In fall of 2007, the landscape architecture firm of April Philips Design Works, Inc. and the landscape construction company of Cagwin & Dorward, in conjunction with Dixie Elementary School and numerous donors and volunteers, completed a Rain Garden in the drop off loop at Dixie Elementary School in San Rafael, California. The beautification project is a demonstration garden that educates the students and community about ecology, sustainability, as well as being a case study garden to advance sustainable landscaping industry practices beyond the current status quo. We especially wish to thank the Dixie Home and School Club and the Dixie School District for their generosity and support.

Located in a 3,800 sq foot median within the school’s main entry and vehicular drop-off, the derelict looking landscape had never been developed or planted due to insufficient school funding and water conservation requirements. The design team chose to design a garden that would reflect its Mediterranean, coastal bioregion and meet the following goals: 100% zero waste, pesticide free, rely on predominantly native vegetation, use only organic soil amendments to increase permeability and water retention of the local soils. In addition, to use only local recycled and salvaged materials, total reliance on seasonal rain water instead of irrigation and to be designed and built by 100% volunteer effort in order to be economically viable.
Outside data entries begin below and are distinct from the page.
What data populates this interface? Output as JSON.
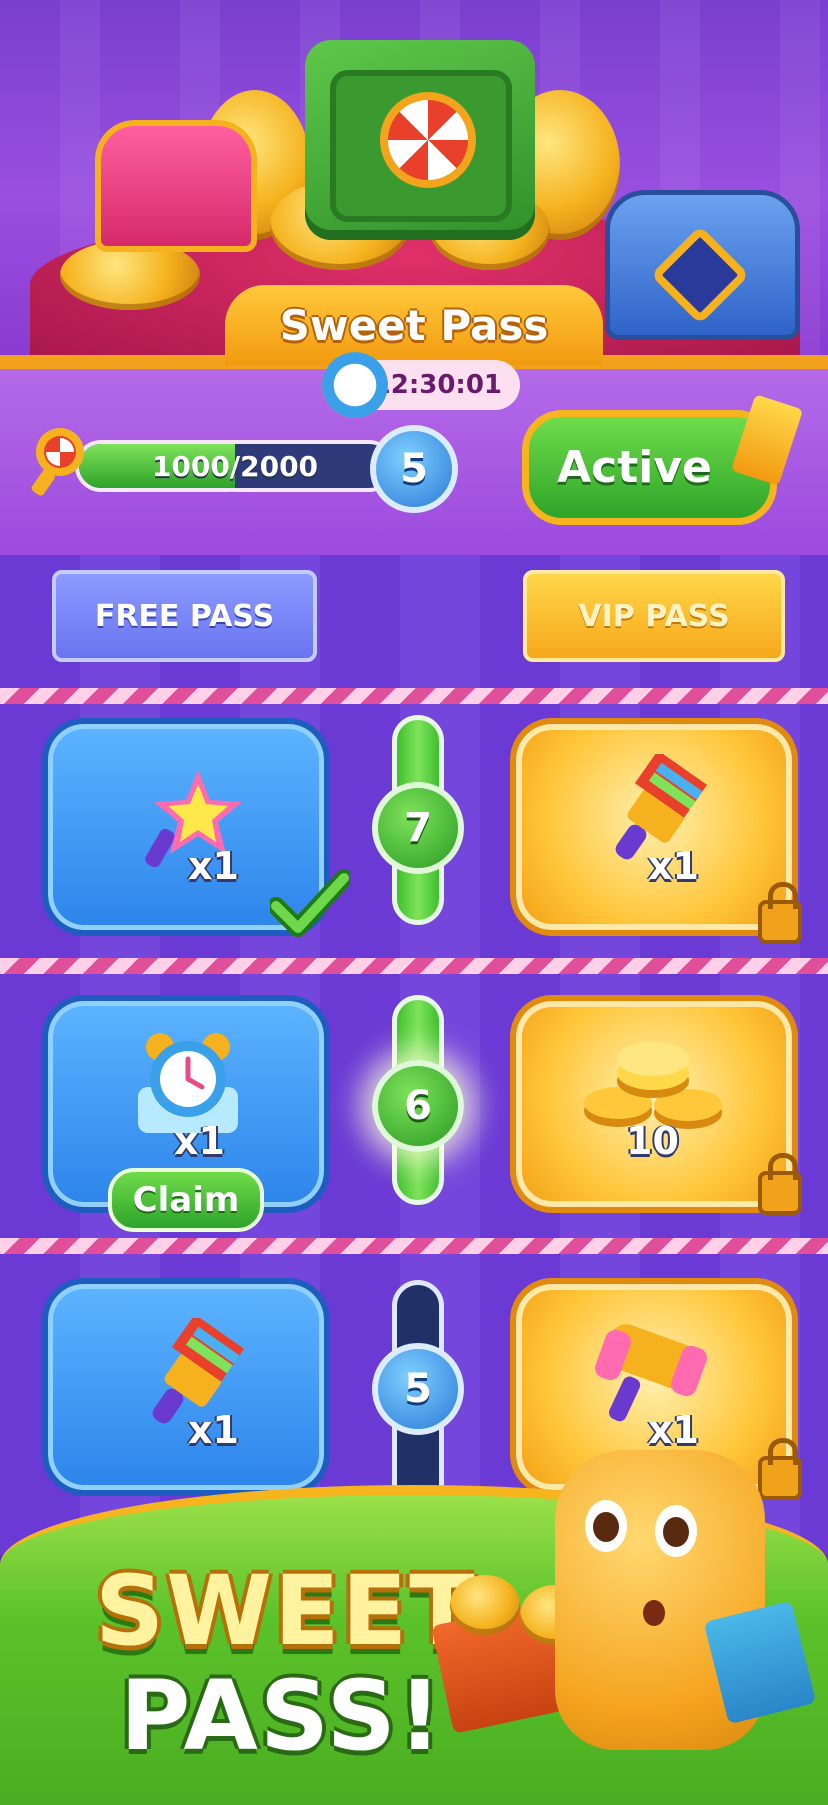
{
  "header": {
    "title": "Sweet Pass",
    "timer": "12:30:01"
  },
  "progress": {
    "value_text": "1000/2000",
    "current": 1000,
    "max": 2000,
    "level": "5",
    "status_button": "Active"
  },
  "passes": {
    "free_label": "FREE PASS",
    "vip_label": "VIP PASS"
  },
  "tiers": [
    {
      "level": "7",
      "reached": true,
      "free": {
        "item": "star-wand-icon",
        "qty": "x1",
        "claimed": true
      },
      "vip": {
        "item": "paint-brush-icon",
        "qty": "x1",
        "locked": true
      }
    },
    {
      "level": "6",
      "reached": true,
      "free": {
        "item": "alarm-clock-icon",
        "qty": "x1",
        "action": "Claim"
      },
      "vip": {
        "item": "gold-coins-icon",
        "qty": "10",
        "locked": true
      }
    },
    {
      "level": "5",
      "reached": false,
      "free": {
        "item": "paint-brush-icon",
        "qty": "x1"
      },
      "vip": {
        "item": "hammer-icon",
        "qty": "x1",
        "locked": true
      }
    }
  ],
  "promo": {
    "line1": "SWEET",
    "line2": "PASS!"
  },
  "colors": {
    "accent_green": "#2ea42a",
    "accent_gold": "#f6b51e",
    "bg_purple": "#6b3ad4"
  }
}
Tuesday, October 30, 2007

Dixie School Poster

The raingarden presentation to the school assembly was tied into Dixie's "Curb your Carbon" program to kick off the anticipation of the volunteer planting weekend.
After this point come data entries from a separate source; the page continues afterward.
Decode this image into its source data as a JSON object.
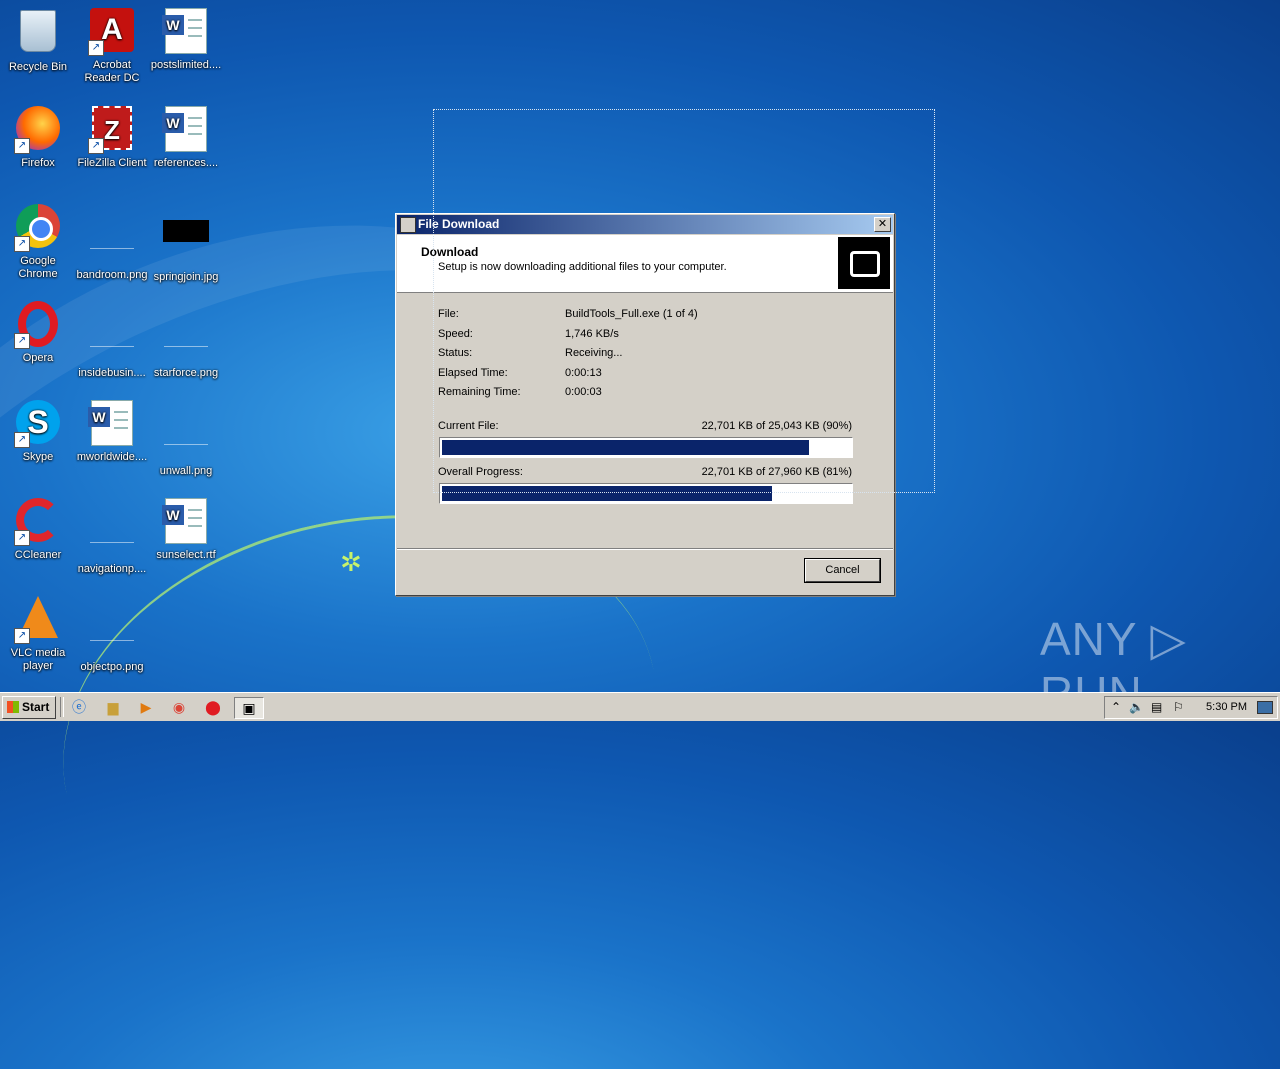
{
  "desktop": {
    "icons": [
      {
        "label": "Recycle Bin",
        "icon": "recycle-bin-icon"
      },
      {
        "label": "Acrobat Reader DC",
        "icon": "acrobat-icon"
      },
      {
        "label": "postslimited....",
        "icon": "word-doc-icon"
      },
      {
        "label": "Firefox",
        "icon": "firefox-icon"
      },
      {
        "label": "FileZilla Client",
        "icon": "filezilla-icon"
      },
      {
        "label": "references....",
        "icon": "word-doc-icon"
      },
      {
        "label": "Google Chrome",
        "icon": "chrome-icon"
      },
      {
        "label": "bandroom.png",
        "icon": "image-file-icon"
      },
      {
        "label": "springjoin.jpg",
        "icon": "image-file-icon"
      },
      {
        "label": "Opera",
        "icon": "opera-icon"
      },
      {
        "label": "insidebusin....",
        "icon": "image-file-icon"
      },
      {
        "label": "starforce.png",
        "icon": "image-file-icon"
      },
      {
        "label": "Skype",
        "icon": "skype-icon"
      },
      {
        "label": "mworldwide....",
        "icon": "word-doc-icon"
      },
      {
        "label": "unwall.png",
        "icon": "image-file-icon"
      },
      {
        "label": "CCleaner",
        "icon": "ccleaner-icon"
      },
      {
        "label": "navigationp....",
        "icon": "image-file-icon"
      },
      {
        "label": "sunselect.rtf",
        "icon": "word-doc-icon"
      },
      {
        "label": "VLC media player",
        "icon": "vlc-icon"
      },
      {
        "label": "objectpo.png",
        "icon": "image-file-icon"
      }
    ]
  },
  "dialog": {
    "title": "File Download",
    "header_title": "Download",
    "header_subtitle": "Setup is now downloading additional files to your computer.",
    "fields": [
      {
        "label": "File:",
        "value": "BuildTools_Full.exe (1 of 4)"
      },
      {
        "label": "Speed:",
        "value": "1,746 KB/s"
      },
      {
        "label": "Status:",
        "value": "Receiving..."
      },
      {
        "label": "Elapsed Time:",
        "value": "0:00:13"
      },
      {
        "label": "Remaining Time:",
        "value": "0:00:03"
      }
    ],
    "current_file_label": "Current File:",
    "current_file_progress_text": "22,701 KB of 25,043 KB (90%)",
    "current_file_percent": 90,
    "overall_label": "Overall Progress:",
    "overall_progress_text": "22,701 KB of 27,960 KB (81%)",
    "overall_percent": 81,
    "cancel_label": "Cancel",
    "close_glyph": "✕"
  },
  "taskbar": {
    "start_label": "Start",
    "clock": "5:30 PM"
  },
  "watermark": "ANY ▷ RUN",
  "colors": {
    "titlebar_start": "#0a246a",
    "titlebar_end": "#a6caf0",
    "progress_fill": "#0a246a",
    "desktop_blue": "#1a73c9"
  }
}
Sunday, October 21, 2007

Rain Garden Features

The features of the Dixie raingarden include:

- a shallow basin with gentle side slopes (usually four to eight inches deep);
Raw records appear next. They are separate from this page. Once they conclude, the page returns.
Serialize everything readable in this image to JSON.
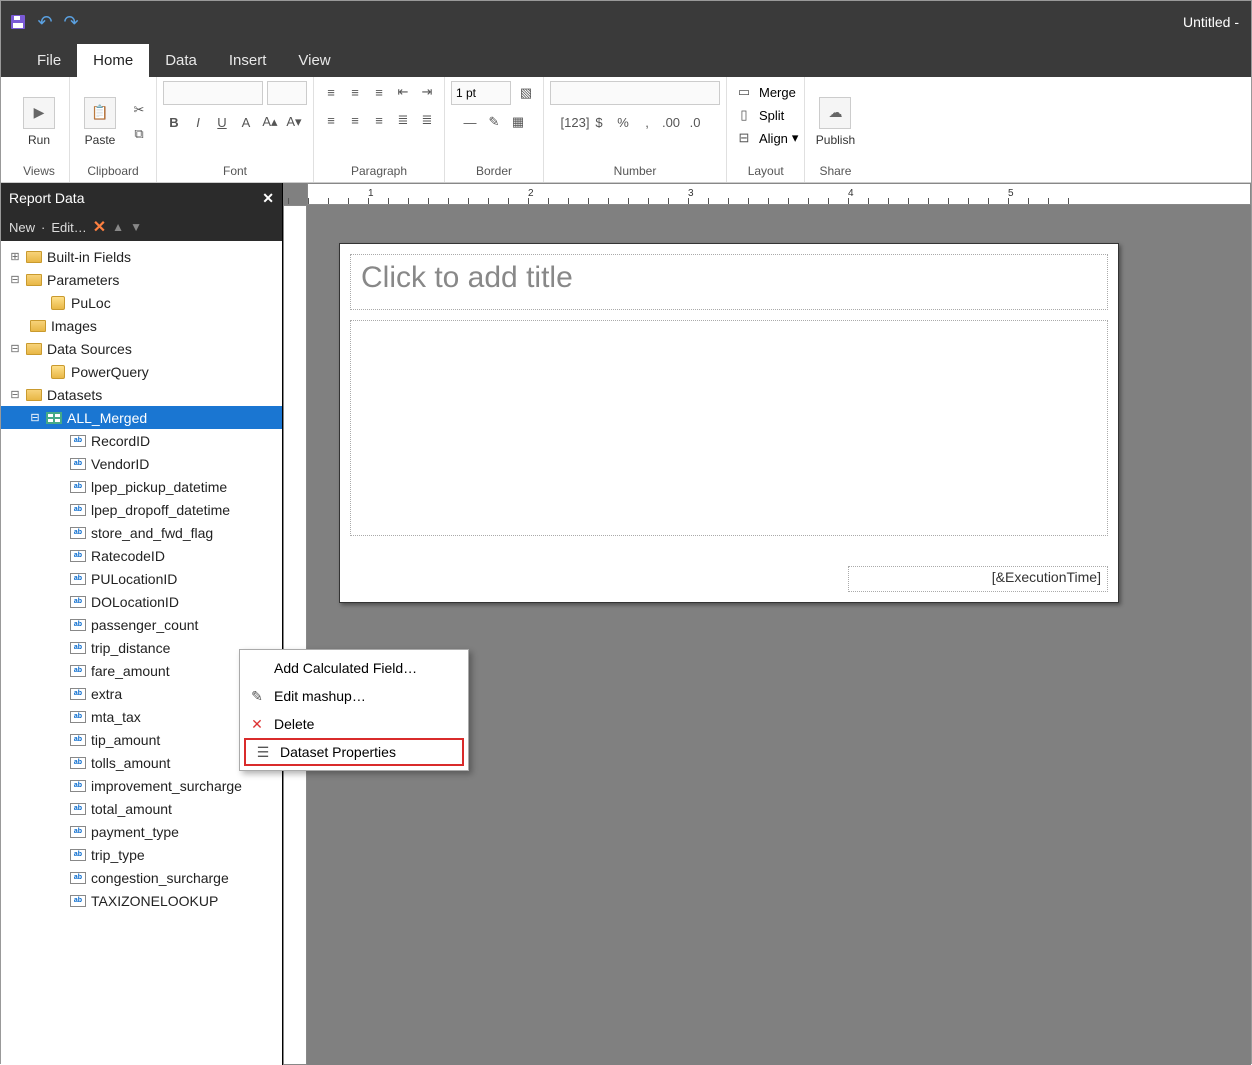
{
  "title": "Untitled -",
  "tabs": [
    "File",
    "Home",
    "Data",
    "Insert",
    "View"
  ],
  "activeTab": "Home",
  "ribbonGroups": {
    "views": "Views",
    "clipboard": "Clipboard",
    "font": "Font",
    "paragraph": "Paragraph",
    "border": "Border",
    "number": "Number",
    "layout": "Layout",
    "share": "Share"
  },
  "ribbonButtons": {
    "run": "Run",
    "paste": "Paste",
    "publish": "Publish",
    "merge": "Merge",
    "split": "Split",
    "align": "Align"
  },
  "borderPt": "1 pt",
  "panelHeader": "Report Data",
  "panelTools": {
    "new": "New",
    "edit": "Edit…"
  },
  "tree": {
    "builtin": "Built-in Fields",
    "parameters": "Parameters",
    "puloc": "PuLoc",
    "images": "Images",
    "datasources": "Data Sources",
    "powerquery": "PowerQuery",
    "datasets": "Datasets",
    "allmerged": "ALL_Merged",
    "fields": [
      "RecordID",
      "VendorID",
      "lpep_pickup_datetime",
      "lpep_dropoff_datetime",
      "store_and_fwd_flag",
      "RatecodeID",
      "PULocationID",
      "DOLocationID",
      "passenger_count",
      "trip_distance",
      "fare_amount",
      "extra",
      "mta_tax",
      "tip_amount",
      "tolls_amount",
      "improvement_surcharge",
      "total_amount",
      "payment_type",
      "trip_type",
      "congestion_surcharge",
      "TAXIZONELOOKUP"
    ]
  },
  "contextMenu": [
    "Add Calculated Field…",
    "Edit mashup…",
    "Delete",
    "Dataset Properties"
  ],
  "highlightedContext": "Dataset Properties",
  "canvas": {
    "titlePlaceholder": "Click to add title",
    "footer": "[&ExecutionTime]"
  },
  "rulerMarks": [
    "1",
    "2",
    "3",
    "4",
    "5"
  ]
}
- soil that allows infiltration;

- moisture-tolerant plants with deep roots to trap sediment.

- organic compost as soil amendments to improve soil health

- 3" vineyard mulch on top to retain moisture and protect plants

- 8" local drain rock below 3/4 of central area to function as a natural cistern

- 100% local, recycled or natural materials

- 100% zero waste

- pesticide free

- irrigation free

Saturday, October 20, 2007

A Sustainable Approach

Up to 70 percent of harmful pollutants are introduced by storm water runoff: unfiltered water that reaches waterways by flowing across impervious surfaces: roads, parking lots, driveways, and roofs. Runoff deposits pollutants – via storm drains and sewers into our lakes and streams. Lawn clippings and leaves are also washed into our waterways, reducing oxygen levels and ultimately suffocating fish and other aquatic species. Water that comes off an asphalt roof onto an oil-stained driveway will flow across an over-fertilized lawn straight into creeks, rivers, and lakes.Rain gardens do the opposite. By integrating stormwater into building and site development, raingardens can avoid or mitigate the damaging effects of urbanization to rivers and streams, preventing Global Warming. By keeping stormwater close to where it falls, rain gardens reduce flooding and settle out sediments. They not only prevent stormwater from becoming contaminated, they actually remove pollutants from the water as it percolates through the soil on its way to becoming groundwater.

Friday, October 19, 2007

Environmental Benefits of Landscaping with a Raingarden

Water quality protection. Proper landscaping reduces nitrate leaching from the soil into the water supply and reduces surface water runoff, keeping phosphorus, and other pollutants out of our waterways.
Reduced soil erosion. A dense cover of plants and mulch holds soil in place, keeping sediment out of lakes, streams, storm drains and roads.
Improved air quality. Trees, shrubs, and turf remove smoke, dust and other pollutants from the air. One tree can remove 26 pounds of carbon dioxide from the atmosphere annually, equaling 11,000 miles of car emissions.
Lower summer air temperatures. Trees shading homes can reduce attic temperatures as much as 40 degrees. According to the EPA, urban forests reduce urban air temperatures significantly by shading heat sinks such as buildings and concrete, and returning humidity to the air through evaporative cooling.
Natural resource conservation. By using trees to modify temperatures, the amount of fossil fuels used for cooling and heating is reduced. Properly placed shade trees reduce house temperatures in the summer, allowing air conditioning units to run 2 to 4 percent more efficiently, but allowing the sun to warm the house in the winter.